Across the entries that follow, count the lines with the string "nAudio" and reply with that count alone.
** Material for this task follows **
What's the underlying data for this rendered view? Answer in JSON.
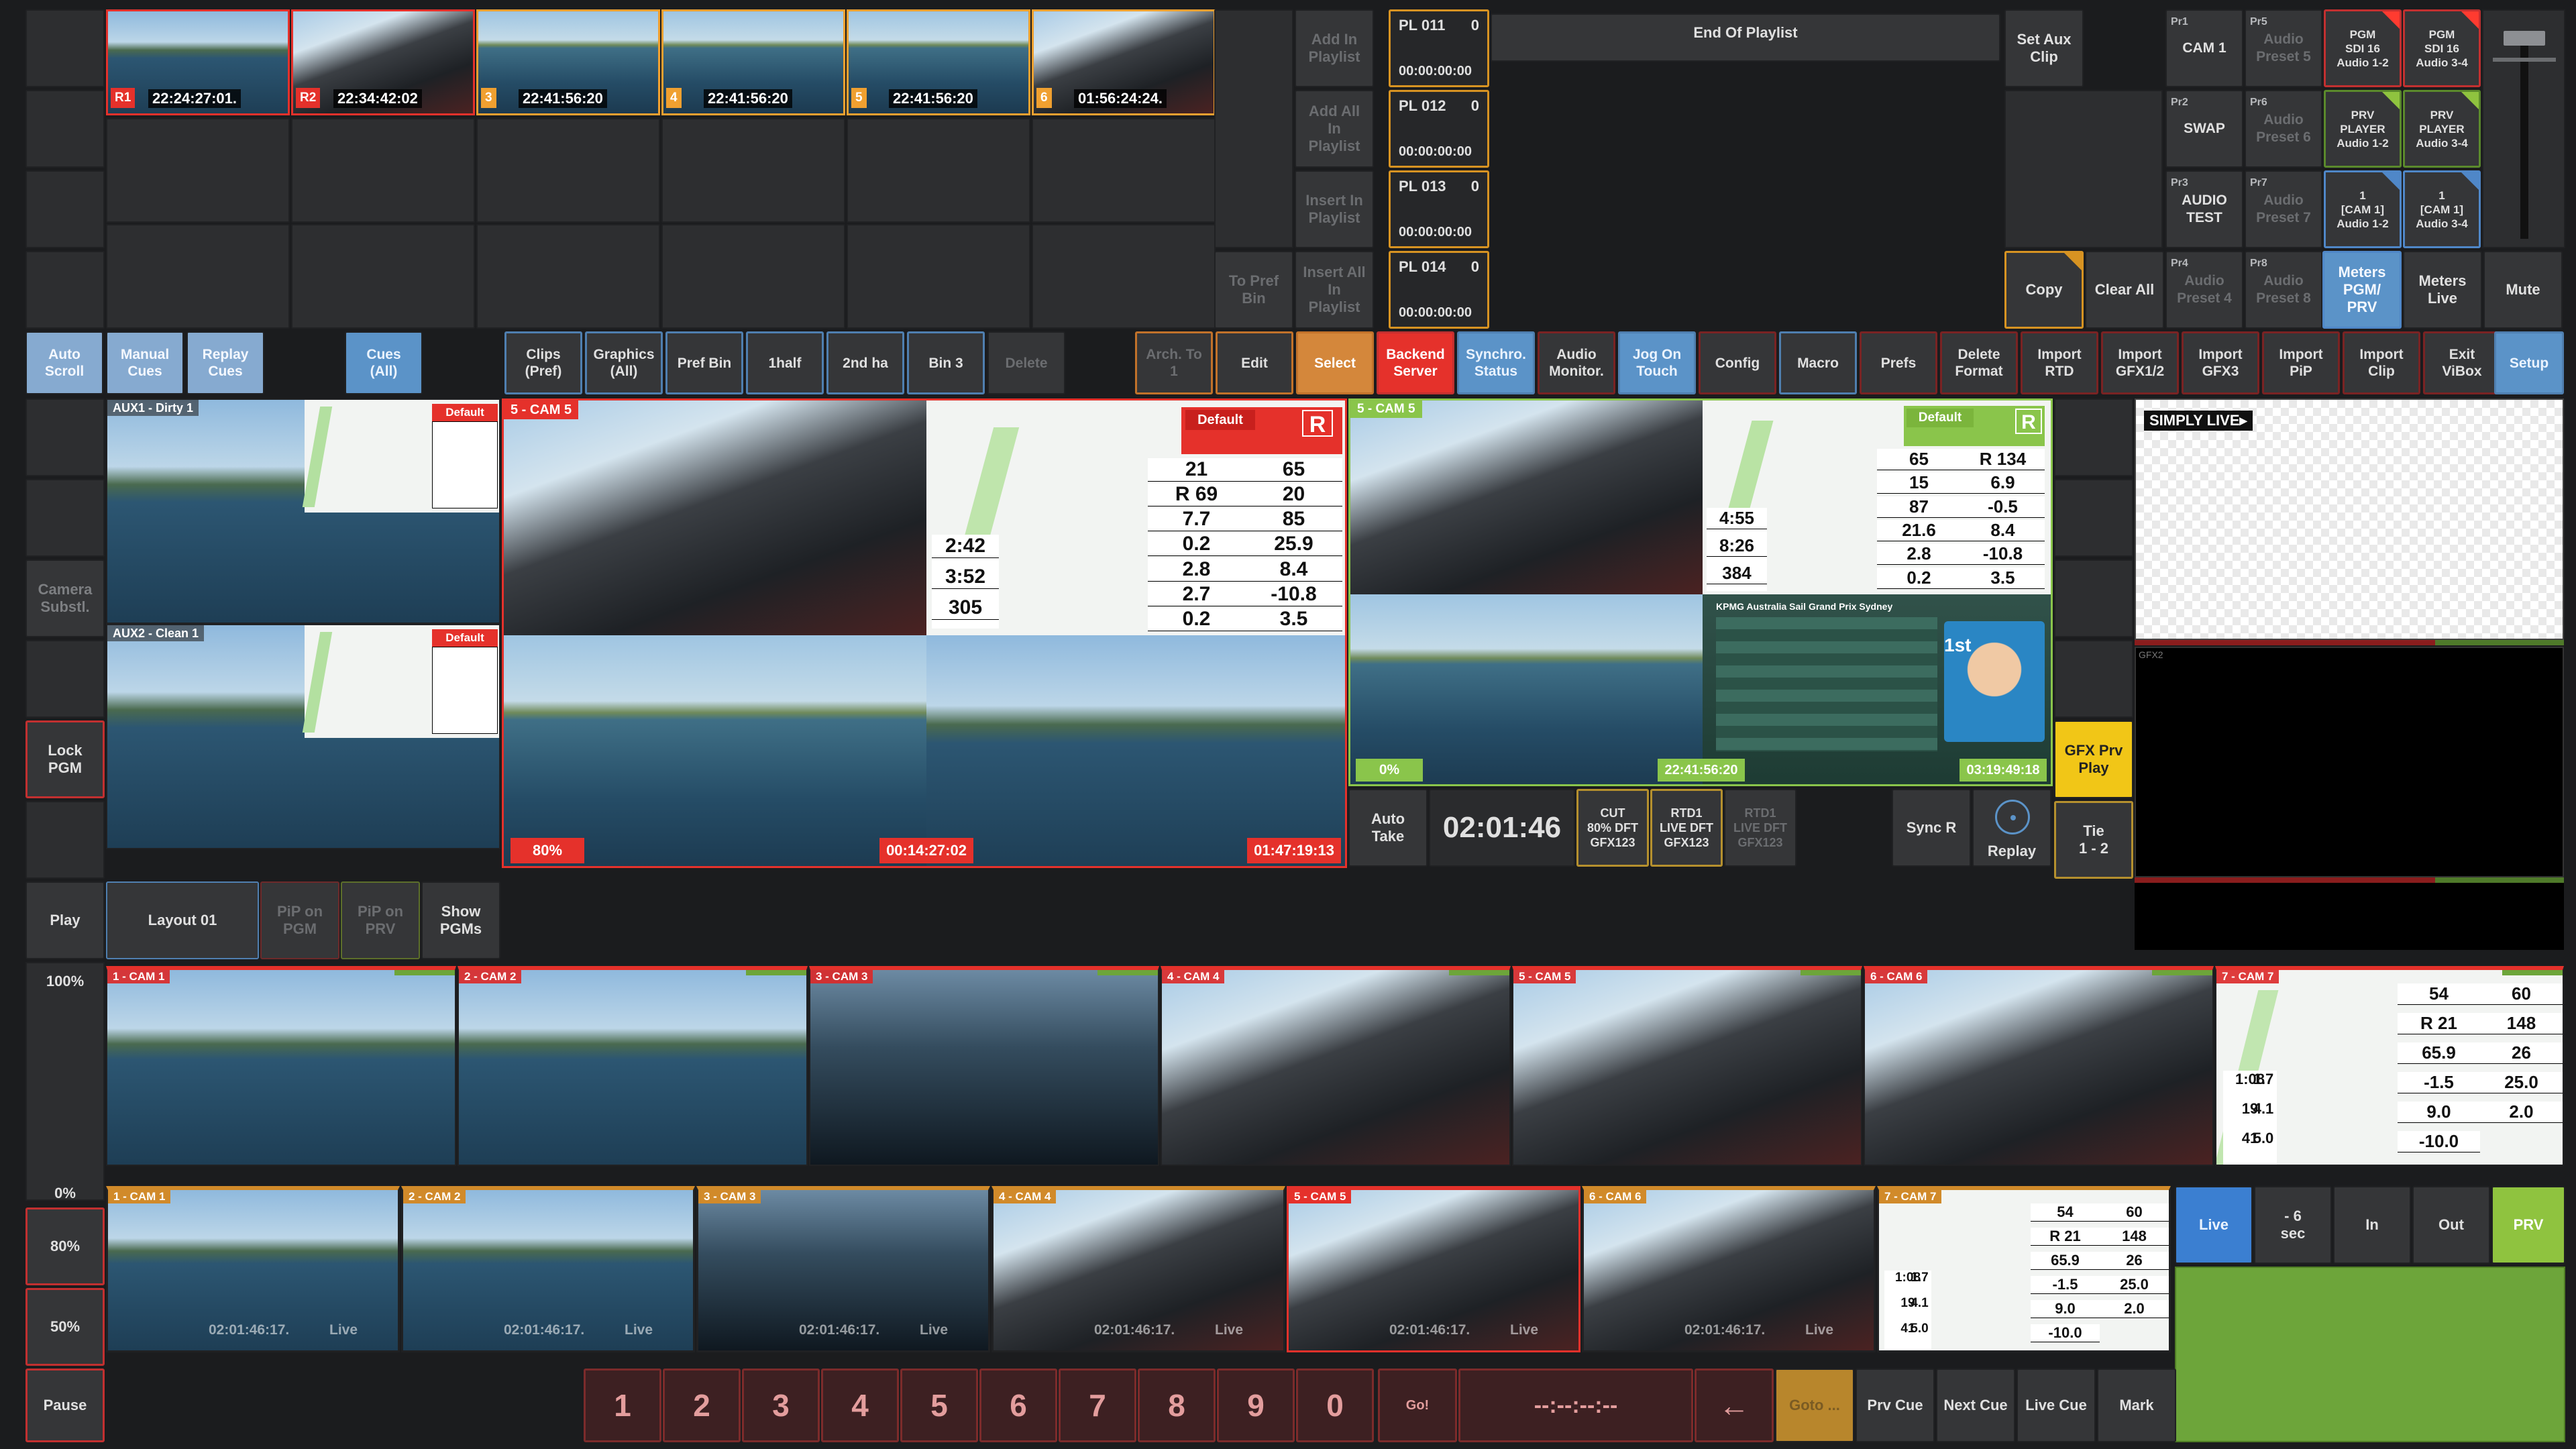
{
  "top_thumbs": [
    {
      "tag": "R1",
      "tc": "22:24:27:01.",
      "color": "#e5312b"
    },
    {
      "tag": "R2",
      "tc": "22:34:42:02",
      "color": "#e5312b"
    },
    {
      "tag": "3",
      "tc": "22:41:56:20",
      "color": "#f0a030"
    },
    {
      "tag": "4",
      "tc": "22:41:56:20",
      "color": "#f0a030"
    },
    {
      "tag": "5",
      "tc": "22:41:56:20",
      "color": "#f0a030"
    },
    {
      "tag": "6",
      "tc": "01:56:24:24.",
      "color": "#f0a030"
    }
  ],
  "playlist": {
    "add_in": "Add In\nPlaylist",
    "add_all_in": "Add All\nIn\nPlaylist",
    "insert_in": "Insert In\nPlaylist",
    "insert_all_in": "Insert All\nIn\nPlaylist",
    "to_pref_bin": "To Pref\nBin",
    "entries": [
      {
        "name": "PL 011",
        "count": "0",
        "tc": "00:00:00:00"
      },
      {
        "name": "PL 012",
        "count": "0",
        "tc": "00:00:00:00"
      },
      {
        "name": "PL 013",
        "count": "0",
        "tc": "00:00:00:00"
      },
      {
        "name": "PL 014",
        "count": "0",
        "tc": "00:00:00:00"
      }
    ],
    "end_label": "End Of Playlist"
  },
  "aux_controls": {
    "set_aux_clip": "Set Aux\nClip",
    "copy": "Copy",
    "clear_all": "Clear All"
  },
  "presets": [
    {
      "pr": "Pr1",
      "label": "CAM 1"
    },
    {
      "pr": "Pr5",
      "label": "Audio\nPreset 5"
    },
    {
      "pr": "Pr2",
      "label": "SWAP"
    },
    {
      "pr": "Pr6",
      "label": "Audio\nPreset 6"
    },
    {
      "pr": "Pr3",
      "label": "AUDIO\nTEST"
    },
    {
      "pr": "Pr7",
      "label": "Audio\nPreset 7"
    },
    {
      "pr": "Pr4",
      "label": "Audio\nPreset 4"
    },
    {
      "pr": "Pr8",
      "label": "Audio\nPreset 8"
    }
  ],
  "outputs": [
    {
      "label": "PGM\nSDI 16\nAudio 1-2"
    },
    {
      "label": "PGM\nSDI 16\nAudio 3-4"
    },
    {
      "label": "PRV\nPLAYER\nAudio 1-2"
    },
    {
      "label": "PRV\nPLAYER\nAudio 3-4"
    },
    {
      "label": "1\n[CAM 1]\nAudio 1-2"
    },
    {
      "label": "1\n[CAM 1]\nAudio 3-4"
    }
  ],
  "meters": {
    "pgm": "Meters\nPGM/\nPRV",
    "live": "Meters\nLive",
    "mute": "Mute"
  },
  "toolbar": [
    {
      "k": "auto_scroll",
      "label": "Auto\nScroll"
    },
    {
      "k": "manual_cues",
      "label": "Manual\nCues"
    },
    {
      "k": "replay_cues",
      "label": "Replay\nCues"
    },
    {
      "k": "cues_all",
      "label": "Cues\n(All)"
    },
    {
      "k": "clips_pref",
      "label": "Clips\n(Pref)"
    },
    {
      "k": "graphics_all",
      "label": "Graphics\n(All)"
    },
    {
      "k": "pref_bin",
      "label": "Pref Bin"
    },
    {
      "k": "1half",
      "label": "1half"
    },
    {
      "k": "2nd_ha",
      "label": "2nd ha"
    },
    {
      "k": "bin3",
      "label": "Bin 3"
    },
    {
      "k": "delete",
      "label": "Delete"
    },
    {
      "k": "arch_to",
      "label": "Arch. To\n1"
    },
    {
      "k": "edit",
      "label": "Edit"
    },
    {
      "k": "select",
      "label": "Select"
    },
    {
      "k": "backend",
      "label": "Backend\nServer"
    },
    {
      "k": "synchro",
      "label": "Synchro.\nStatus"
    },
    {
      "k": "audio_monitor",
      "label": "Audio\nMonitor."
    },
    {
      "k": "jog",
      "label": "Jog On\nTouch"
    },
    {
      "k": "config",
      "label": "Config"
    },
    {
      "k": "macro",
      "label": "Macro"
    },
    {
      "k": "prefs",
      "label": "Prefs"
    },
    {
      "k": "delete_format",
      "label": "Delete\nFormat"
    },
    {
      "k": "import_rtd",
      "label": "Import\nRTD"
    },
    {
      "k": "import_gfx12",
      "label": "Import\nGFX1/2"
    },
    {
      "k": "import_gfx3",
      "label": "Import\nGFX3"
    },
    {
      "k": "import_pip",
      "label": "Import\nPiP"
    },
    {
      "k": "import_clip",
      "label": "Import\nClip"
    },
    {
      "k": "exit_vibox",
      "label": "Exit\nViBox"
    },
    {
      "k": "setup",
      "label": "Setup"
    }
  ],
  "left_column": {
    "camera_subst": "Camera\nSubstl.",
    "lock_pgm": "Lock\nPGM",
    "play": "Play",
    "pct100": "100%",
    "pct0": "0%",
    "pct80": "80%",
    "pct50": "50%",
    "pause": "Pause"
  },
  "aux_mv": {
    "aux1": "AUX1 - Dirty 1",
    "aux2": "AUX2 - Clean 1",
    "default": "Default"
  },
  "pgm": {
    "label": "5 - CAM 5",
    "pct": "80%",
    "tc1": "00:14:27:02",
    "tc2": "01:47:19:13",
    "default": "Default",
    "r": "R",
    "nums": [
      "21",
      "65",
      "R 69",
      "20",
      "7.7",
      "85",
      "0.2",
      "25.9",
      "2.8",
      "8.4",
      "2.7",
      "-10.8",
      "0.2",
      "3.5",
      "2:42",
      "3:52",
      "305"
    ]
  },
  "prv": {
    "label": "5 - CAM 5",
    "pct": "0%",
    "tc1": "22:41:56:20",
    "tc2": "03:19:49:18",
    "default": "Default",
    "r": "R",
    "nums": [
      "65",
      "R 134",
      "15",
      "6.9",
      "87",
      "-0.5",
      "21.6",
      "8.4",
      "2.8",
      "-10.8",
      "0.2",
      "3.5",
      "4:55",
      "8:26",
      "384"
    ],
    "leaderboard": "KPMG Australia Sail Grand Prix Sydney",
    "rank": "1st"
  },
  "simply_live": "SIMPLY LIVE▸",
  "gfx2": "GFX2",
  "gfx_prv_play": "GFX Prv\nPlay",
  "transport": {
    "auto_take": "Auto\nTake",
    "clock": "02:01:46",
    "cut": "CUT\n80% DFT\nGFX123",
    "rtd1_live": "RTD1\nLIVE DFT\nGFX123",
    "rtd1_live2": "RTD1\nLIVE DFT\nGFX123",
    "sync_r": "Sync R",
    "replay": "Replay",
    "tie": "Tie\n1 - 2"
  },
  "layout_row": {
    "layout": "Layout 01",
    "pip_pgm": "PiP on\nPGM",
    "pip_prv": "PiP on\nPRV",
    "show_pgms": "Show\nPGMs"
  },
  "cams_top": [
    {
      "label": "1 - CAM 1"
    },
    {
      "label": "2 - CAM 2"
    },
    {
      "label": "3 - CAM 3"
    },
    {
      "label": "4 - CAM 4"
    },
    {
      "label": "5 - CAM 5"
    },
    {
      "label": "6 - CAM 6"
    },
    {
      "label": "7 - CAM 7",
      "nums": [
        "54",
        "60",
        "R 21",
        "148",
        "65.9",
        "26",
        "-1.5",
        "25.0",
        "9.0",
        "2.0",
        "-10.0",
        "1:08",
        "19",
        "41",
        "1.7",
        "4.1",
        "5.0"
      ]
    }
  ],
  "cams_bottom": [
    {
      "label": "1 - CAM 1",
      "tc": "02:01:46:17.",
      "live": "Live"
    },
    {
      "label": "2 - CAM 2",
      "tc": "02:01:46:17.",
      "live": "Live"
    },
    {
      "label": "3 - CAM 3",
      "tc": "02:01:46:17.",
      "live": "Live"
    },
    {
      "label": "4 - CAM 4",
      "tc": "02:01:46:17.",
      "live": "Live"
    },
    {
      "label": "5 - CAM 5",
      "tc": "02:01:46:17.",
      "live": "Live"
    },
    {
      "label": "6 - CAM 6",
      "tc": "02:01:46:17.",
      "live": "Live"
    },
    {
      "label": "7 - CAM 7",
      "nums": [
        "54",
        "60",
        "R 21",
        "148",
        "65.9",
        "26",
        "-1.5",
        "25.0",
        "9.0",
        "2.0",
        "-10.0",
        "1:08",
        "19",
        "41",
        "1.7",
        "4.1",
        "5.0"
      ]
    }
  ],
  "right_mini": {
    "live": "Live",
    "minus6": "- 6\nsec",
    "in": "In",
    "out": "Out",
    "prv": "PRV"
  },
  "keypad": {
    "keys": [
      "1",
      "2",
      "3",
      "4",
      "5",
      "6",
      "7",
      "8",
      "9",
      "0"
    ],
    "go": "Go!",
    "tc": "--:--:--:--",
    "back": "←",
    "goto": "Goto ...",
    "prv_cue": "Prv Cue",
    "next_cue": "Next Cue",
    "live_cue": "Live Cue",
    "mark": "Mark"
  },
  "colors": {
    "accent_blue": "#5b93c8",
    "red": "#e5312b",
    "orange": "#d4873b",
    "green": "#84c043",
    "yellow": "#f1c617"
  }
}
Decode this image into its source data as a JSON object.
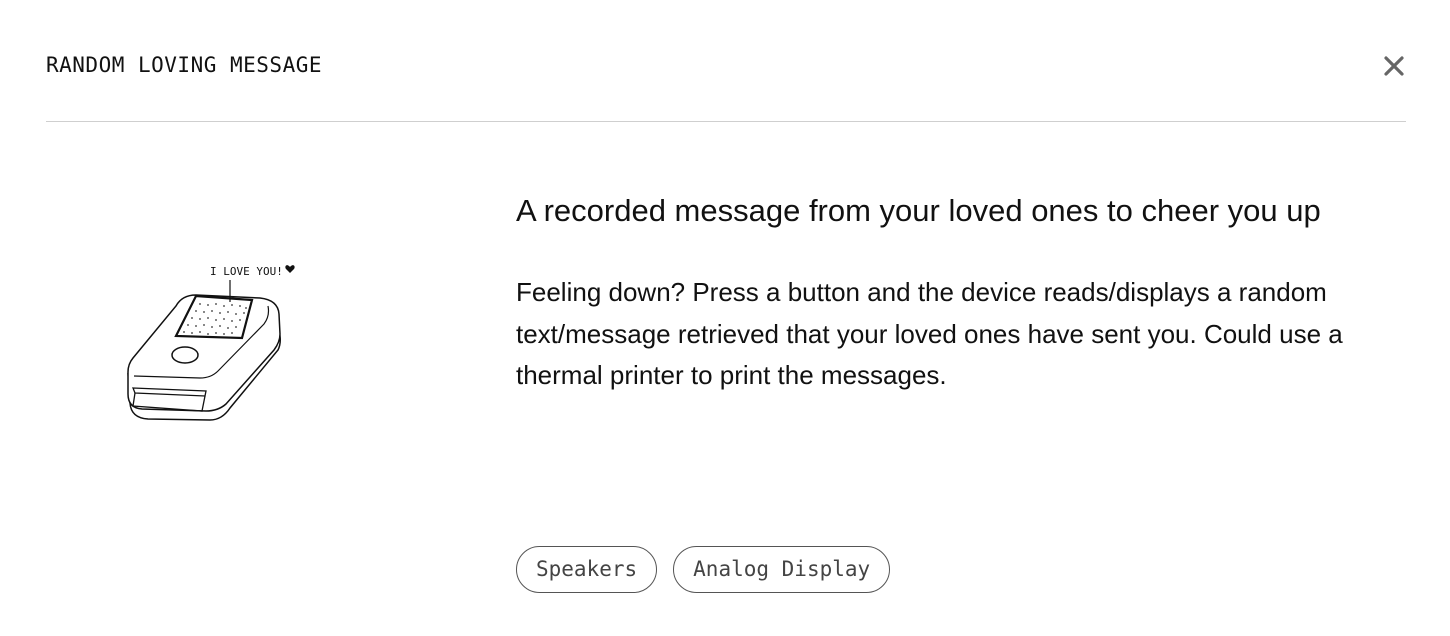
{
  "modal": {
    "title": "RANDOM LOVING MESSAGE",
    "close_icon": "close-icon"
  },
  "illustration": {
    "speech_text": "I LOVE YOU!",
    "heart_icon": "heart-icon"
  },
  "content": {
    "headline": "A recorded message from your loved ones to cheer you up",
    "description": "Feeling down? Press a button and the device reads/displays a random text/message retrieved that your loved ones have sent you. Could use a thermal printer to print the messages."
  },
  "tags": [
    {
      "label": "Speakers"
    },
    {
      "label": "Analog Display"
    }
  ],
  "colors": {
    "text": "#111111",
    "divider": "#cfcfcf",
    "tag_border": "#555555",
    "close_icon": "#666666"
  }
}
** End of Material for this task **
## Reply to the exercise
6